These images depict staining results obtained by the protocol described above. It is of note, that the Ventana machines generally require higher antibody concentrations than other commonly used autostainers because the antibodies are automatically diluted during the procedure. Various other protocols can result in an identical result as shown above. A longer pretreatment, a longer incubation time of the primary antibody, a higher antibody concentration, a higher temperature during incubation, and a longer incubation time of secondary antibody and or the anti-HQ HRP result in stronger staining, potentially at the cost of more background staining.
Impact of pH
MSVA-163M stains almost identically for pH6 to 9
Potential Research Applications
- CD163 is of very high research interest as it represents an important component of inflammatory processes in oncological and inflammatory disease.
- CD163 is a marker for M2 macrophages, the relevance of which needs to be further investigated.
- The prognostic relevance of the number of CD163 positive cells in cancer is not well known.
Evidence for Antibody Specificity in IHC
There are two ways how the specificity of antibodies can be documented for immunohistochemistry on formalin fixed tissues. These are: 1. Comparison with a second independent method for target expression measurement across a large number of different tissue types (orthogonal strategy), and 2. Comparison with one or several independent antibodies for the same target and showing that all positive staining results are also seen with other antibodies for the same target (independent antibody strategy).
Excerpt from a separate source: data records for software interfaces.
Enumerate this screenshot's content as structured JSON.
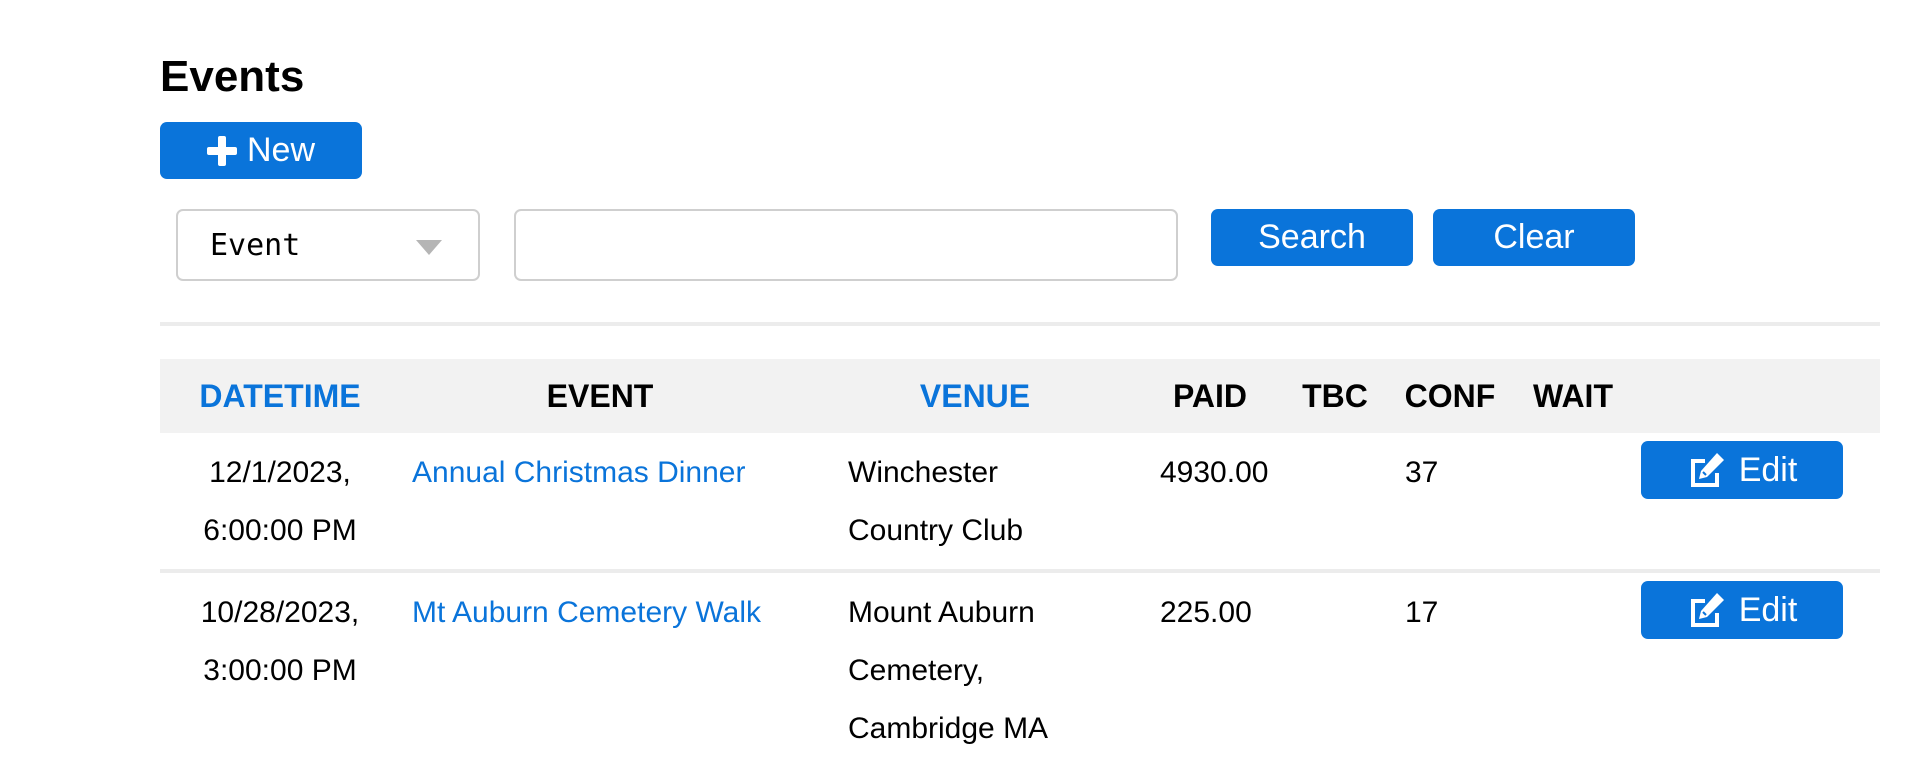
{
  "page": {
    "title": "Events"
  },
  "toolbar": {
    "new_label": "New"
  },
  "filter": {
    "field_options_selected": "Event",
    "query_value": "",
    "query_placeholder": "",
    "search_label": "Search",
    "clear_label": "Clear"
  },
  "table": {
    "columns": [
      {
        "label": "DATETIME",
        "sortable": true
      },
      {
        "label": "EVENT",
        "sortable": false
      },
      {
        "label": "VENUE",
        "sortable": true
      },
      {
        "label": "PAID",
        "sortable": false
      },
      {
        "label": "TBC",
        "sortable": false
      },
      {
        "label": "CONF",
        "sortable": false
      },
      {
        "label": "WAIT",
        "sortable": false
      }
    ],
    "rows": [
      {
        "date": "12/1/2023,",
        "time": "6:00:00 PM",
        "event": "Annual Christmas Dinner",
        "venue_lines": [
          "Winchester",
          "Country Club"
        ],
        "paid": "4930.00",
        "tbc": "",
        "conf": "37",
        "wait": "",
        "edit_label": "Edit"
      },
      {
        "date": "10/28/2023,",
        "time": "3:00:00 PM",
        "event": "Mt Auburn Cemetery Walk",
        "venue_lines": [
          "Mount Auburn",
          "Cemetery,",
          "Cambridge MA"
        ],
        "paid": "225.00",
        "tbc": "",
        "conf": "17",
        "wait": "",
        "edit_label": "Edit"
      }
    ]
  },
  "icons": {
    "new": "plus-icon",
    "select": "caret-down-icon",
    "edit": "edit-square-pencil-icon"
  },
  "colors": {
    "primary": "#0a74da",
    "header_bg": "#f2f2f2",
    "divider": "#ececec"
  }
}
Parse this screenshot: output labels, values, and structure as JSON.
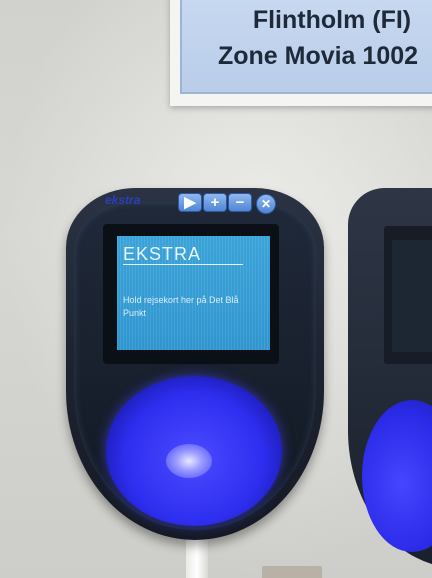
{
  "sign": {
    "line1": "Flintholm (FI)",
    "line2": "Zone Movia 1002"
  },
  "reader": {
    "brand": "ekstra",
    "controls": [
      "▶",
      "+",
      "−",
      "✕"
    ],
    "screen_title": "EKSTRA",
    "screen_message": "Hold rejsekort her på Det Blå Punkt"
  }
}
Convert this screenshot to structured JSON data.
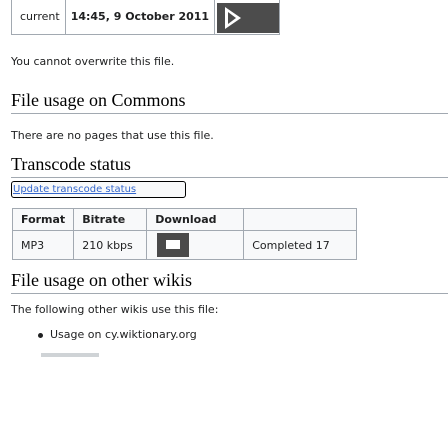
{
  "file_history": {
    "row_label": "current",
    "datetime": "14:45, 9 October 2011"
  },
  "overwrite_note": "You cannot overwrite this file.",
  "commons_usage": {
    "heading": "File usage on Commons",
    "text": "There are no pages that use this file."
  },
  "transcode": {
    "heading": "Transcode status",
    "update_button": "Update transcode status",
    "columns": [
      "Format",
      "Bitrate",
      "Download"
    ],
    "rows": [
      {
        "format": "MP3",
        "bitrate": "210 kbps",
        "download_icon": "download-icon",
        "status": "Completed 17"
      }
    ]
  },
  "other_wikis": {
    "heading": "File usage on other wikis",
    "text": "The following other wikis use this file:",
    "items": [
      "Usage on cy.wiktionary.org"
    ]
  }
}
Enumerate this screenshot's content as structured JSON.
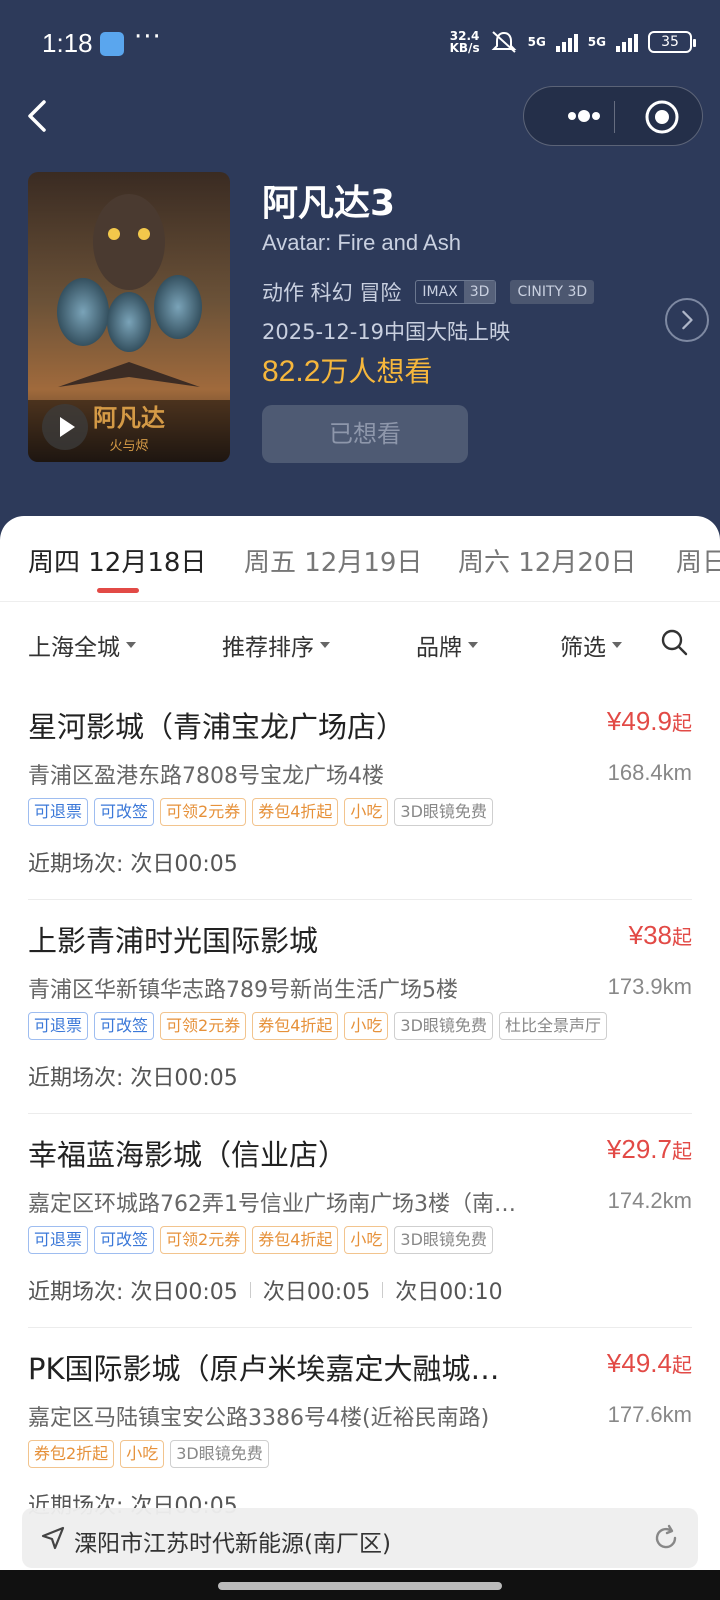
{
  "status_bar": {
    "time": "1:18",
    "dots": "···",
    "net_speed_value": "32.4",
    "net_speed_unit": "KB/s",
    "sim1_label": "5G",
    "sim2_label": "5G",
    "battery": "35"
  },
  "movie": {
    "title": "阿凡达3",
    "english_title": "Avatar: Fire and Ash",
    "genres": "动作 科幻 冒险",
    "format_imax": "IMAX",
    "format_3d": "3D",
    "format_cinity": "CINITY 3D",
    "release": "2025-12-19中国大陆上映",
    "wants_count": "82.2",
    "wants_suffix": "万人想看",
    "wanted_button": "已想看",
    "poster_text": "阿凡达",
    "poster_subtext": "火与烬"
  },
  "date_tabs": [
    {
      "label": "周四 12月18日"
    },
    {
      "label": "周五 12月19日"
    },
    {
      "label": "周六 12月20日"
    },
    {
      "label": "周日"
    }
  ],
  "filters": {
    "city": "上海全城",
    "sort": "推荐排序",
    "brand": "品牌",
    "filter": "筛选"
  },
  "cinemas": [
    {
      "name": "星河影城（青浦宝龙广场店）",
      "price": "¥49.9",
      "price_suffix": "起",
      "address": "青浦区盈港东路7808号宝龙广场4楼",
      "distance": "168.4km",
      "tags": [
        "可退票",
        "可改签",
        "可领2元券",
        "券包4折起",
        "小吃",
        "3D眼镜免费"
      ],
      "shows": [
        "近期场次: 次日00:05"
      ]
    },
    {
      "name": "上影青浦时光国际影城",
      "price": "¥38",
      "price_suffix": "起",
      "address": "青浦区华新镇华志路789号新尚生活广场5楼",
      "distance": "173.9km",
      "tags": [
        "可退票",
        "可改签",
        "可领2元券",
        "券包4折起",
        "小吃",
        "3D眼镜免费",
        "杜比全景声厅"
      ],
      "shows": [
        "近期场次: 次日00:05"
      ]
    },
    {
      "name": "幸福蓝海影城（信业店）",
      "price": "¥29.7",
      "price_suffix": "起",
      "address": "嘉定区环城路762弄1号信业广场南广场3楼（南…",
      "distance": "174.2km",
      "tags": [
        "可退票",
        "可改签",
        "可领2元券",
        "券包4折起",
        "小吃",
        "3D眼镜免费"
      ],
      "shows": [
        "近期场次: 次日00:05",
        "次日00:05",
        "次日00:10"
      ]
    },
    {
      "name": "PK国际影城（原卢米埃嘉定大融城…",
      "price": "¥49.4",
      "price_suffix": "起",
      "address": "嘉定区马陆镇宝安公路3386号4楼(近裕民南路)",
      "distance": "177.6km",
      "tags": [
        "券包2折起",
        "小吃",
        "3D眼镜免费"
      ],
      "shows": [
        "近期场次: 次日00:05"
      ]
    }
  ],
  "location_bar": {
    "text": "溧阳市江苏时代新能源(南厂区)"
  },
  "colors": {
    "header_bg": "#2d3a5a",
    "accent_red": "#e24a46",
    "wants_orange": "#f6b73c",
    "tag_blue": "#3b78d8",
    "tag_orange": "#e6913a"
  }
}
Orthogonal validation: For the antibody MSVA-163M, immunostaining data were compared with data from three independent RNA screening studies, including the Human Protein Atlas (HPA) RNA-seq tissue dataset, the FANTOM5 project, and the Genotype-Tissue Expression (GTEx) project, which are all summarized in the Human Protein Atlas (Tissue expression CD163). In agreement with RNA expression data, CD163 positive cells were particularly common in the lung, liver, spleen, lymph node and the appendix. The existence of at least few CD163 positive cells in virtually all normal tissues is reflected by at least some RNA expression documented in every organ. This, however, limits the potential of orthogonal validation for this antibody.
Comparison of antibodies: CD163 specific staining of MSVA-163M is corroborated by comparison with a commercially available independent second antibody (termed “validation antibody”). Both antibodies showed identical staining patterns in lymph node, myometrium, kidney pelvis, chorion, liver, heart, pancreas, colon, endometrium, cerebellum, adrenal gland, placenta (comparative images shown below). and in all other tissues. Specificity of MSVA-163M is further corroborated by a strong positive staining in cell types that are well documented to express CD163 such as tissue macrophages including Kupffer cells of the liver and alveolar macrophages of the lung.
Antibody Comparison: MSVA-163M vs another commercially available CD163 antibody called “Validation Antibody”